State Synchronizer Design¶
In a State Synchronizer data can be written and read by multiple processes, and the consistency is guaranteed using optimistic checks. State Synchronizer provides the abstraction of a user defined
Java Object which is kept in-sync consistently across the multiple machines. All the hosts would see the same object even as it is modified.
The State Synchronizer API can be used to perform updates to the state
Object. This can be used to implement replicated state machines, schema distribution, and leader election.
State Synchronizer works by storing a consistent history of updates to the state
Object. The updates are stored in a Pravega Stream. Pravega ensures that every process that is performing an update on the latest version of that
Object. Thus the
Object is coordinated across a fleet and everyone sees the same sequence of updates on the same
The idea is to use a Stream to persist a sequence of changes for a shared state. And allow various applications to use the Pravega Java Client Library to concurrently read and write the shared state in a consistent fashion.
This works by having each process keep a copy of the data. All the updates are written through the State Synchronizer which appends them to the Pravega Stream Segment. Latest updates can be incorporated to the data by consuming from the Stream Segment. To provide consistency a conditional append is used. This ensures that the updates can only proceed if the process performing them has the most recent data. To avoid the unbounded data in the Stream Segment, a compact operation is involved which re-writes the latest data and truncates the old data.
In Pravega Stream, a Segment is always owned by a single server. This allows it to provide atomic compare-and-set operation on the Segments. This primitive is used to build a higher level abstraction at the application layer while maintaining strong consistency.
This model works well when most of the updates are small in comparison to the total data size being stored, as they can be written as small deltas. As with any optimistic concurrency system it would work worst when many processes contend and try to update the same information at the same time.
Imagine you want many processes to share a Map. This can be done by creating the State Synchronizer, it will aid in coordinating the changes to the Map. Each client has its own copy of the Map in memory and can apply updates by passing a generator to the State Synchronizer.
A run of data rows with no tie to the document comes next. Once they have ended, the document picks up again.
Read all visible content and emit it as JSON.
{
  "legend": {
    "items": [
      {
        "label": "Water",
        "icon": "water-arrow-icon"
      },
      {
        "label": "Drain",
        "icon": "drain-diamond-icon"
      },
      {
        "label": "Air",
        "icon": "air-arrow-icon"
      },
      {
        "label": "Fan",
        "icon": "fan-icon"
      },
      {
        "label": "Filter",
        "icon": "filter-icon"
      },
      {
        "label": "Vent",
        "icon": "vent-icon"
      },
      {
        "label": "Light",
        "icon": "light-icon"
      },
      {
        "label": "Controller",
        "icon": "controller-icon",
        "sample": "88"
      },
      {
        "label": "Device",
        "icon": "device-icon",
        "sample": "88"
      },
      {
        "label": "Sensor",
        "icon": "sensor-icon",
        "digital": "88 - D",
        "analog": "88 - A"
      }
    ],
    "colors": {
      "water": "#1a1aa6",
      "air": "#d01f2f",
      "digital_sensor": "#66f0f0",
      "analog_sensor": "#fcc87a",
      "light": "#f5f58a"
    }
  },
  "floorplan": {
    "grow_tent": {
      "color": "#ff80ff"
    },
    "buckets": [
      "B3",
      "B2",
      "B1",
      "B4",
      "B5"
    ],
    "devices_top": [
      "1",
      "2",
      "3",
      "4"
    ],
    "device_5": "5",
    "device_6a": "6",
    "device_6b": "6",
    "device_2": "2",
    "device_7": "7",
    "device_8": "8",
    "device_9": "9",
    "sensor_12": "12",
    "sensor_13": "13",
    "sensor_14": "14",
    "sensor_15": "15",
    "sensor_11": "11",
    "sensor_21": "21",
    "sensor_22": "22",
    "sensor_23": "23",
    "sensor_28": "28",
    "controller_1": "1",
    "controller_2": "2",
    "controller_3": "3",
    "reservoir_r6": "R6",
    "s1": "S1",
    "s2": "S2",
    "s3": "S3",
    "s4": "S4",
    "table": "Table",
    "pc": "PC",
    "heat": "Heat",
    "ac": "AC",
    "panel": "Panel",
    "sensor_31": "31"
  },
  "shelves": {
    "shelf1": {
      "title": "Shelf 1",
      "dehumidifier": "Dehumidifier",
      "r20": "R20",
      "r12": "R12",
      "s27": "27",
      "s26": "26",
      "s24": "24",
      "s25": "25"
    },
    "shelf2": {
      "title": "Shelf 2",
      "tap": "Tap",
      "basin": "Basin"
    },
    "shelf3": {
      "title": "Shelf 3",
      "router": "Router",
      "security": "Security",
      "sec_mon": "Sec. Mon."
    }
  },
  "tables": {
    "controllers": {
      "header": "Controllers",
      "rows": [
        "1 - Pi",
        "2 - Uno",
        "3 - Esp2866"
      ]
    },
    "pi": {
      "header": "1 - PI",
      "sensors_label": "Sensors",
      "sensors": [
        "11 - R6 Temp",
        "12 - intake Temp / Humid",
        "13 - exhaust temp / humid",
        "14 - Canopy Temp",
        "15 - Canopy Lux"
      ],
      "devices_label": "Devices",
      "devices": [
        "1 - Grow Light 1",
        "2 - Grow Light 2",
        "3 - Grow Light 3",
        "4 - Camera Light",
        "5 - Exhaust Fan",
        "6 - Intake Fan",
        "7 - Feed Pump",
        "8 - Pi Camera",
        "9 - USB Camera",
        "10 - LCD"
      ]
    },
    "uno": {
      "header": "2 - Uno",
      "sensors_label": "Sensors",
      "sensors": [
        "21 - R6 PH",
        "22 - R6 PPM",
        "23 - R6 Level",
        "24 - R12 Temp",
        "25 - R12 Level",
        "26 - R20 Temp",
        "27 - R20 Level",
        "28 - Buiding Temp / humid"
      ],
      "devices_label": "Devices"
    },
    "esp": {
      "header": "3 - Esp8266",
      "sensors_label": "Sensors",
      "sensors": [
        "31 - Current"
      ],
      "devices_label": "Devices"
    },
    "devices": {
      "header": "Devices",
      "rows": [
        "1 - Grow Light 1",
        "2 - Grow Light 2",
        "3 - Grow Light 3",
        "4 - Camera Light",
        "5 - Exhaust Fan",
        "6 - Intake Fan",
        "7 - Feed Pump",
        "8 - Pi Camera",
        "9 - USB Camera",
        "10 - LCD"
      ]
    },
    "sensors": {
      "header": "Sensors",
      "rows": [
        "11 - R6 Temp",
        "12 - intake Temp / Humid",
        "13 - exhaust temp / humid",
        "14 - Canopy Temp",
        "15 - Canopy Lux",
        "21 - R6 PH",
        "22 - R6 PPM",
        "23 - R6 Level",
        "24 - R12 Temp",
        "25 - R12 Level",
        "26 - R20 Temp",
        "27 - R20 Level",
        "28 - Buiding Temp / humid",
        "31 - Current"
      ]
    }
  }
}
Every time an update is made, the update is recorded to the Stream Segment. Updates are successful when the Map passed into the update method is consistent with all of the updates that have been recorded to the Stream Segment. If this occurs the generator is called with the latest state to try again. Thus the order of updates is defined by the order in which they are written to the Stream Segment.
For the implementation, two features of the Pravega Segment Store Service are used.
The conditional append call in the Pravega Segment Store is the cornerstone for the implementation of the State Synchronizer semantics. That is, when a client updates a piece of data via State Synchronizer, a conditional append is internally used against the Segment Store. In a conditional append, the client specifies the
Offset in which the append is expected to be located. If the
Offset provided by the client does match the actual
Offset of the append in the Stream Segment, the operation is aborted and an error is returned to the client. This mechanism is used in the State Synchronizer to provide optimistic locks on data updates.
Truncate Segment deletes all data before a given
Offset. This operation does not affect the existing
Offsets. Any reads for the
Offsets lower than this value will fail. Any data stored below this
Offset can be removed. Truncation is performed following compaction, so that the Segment does not need to hold onto old data.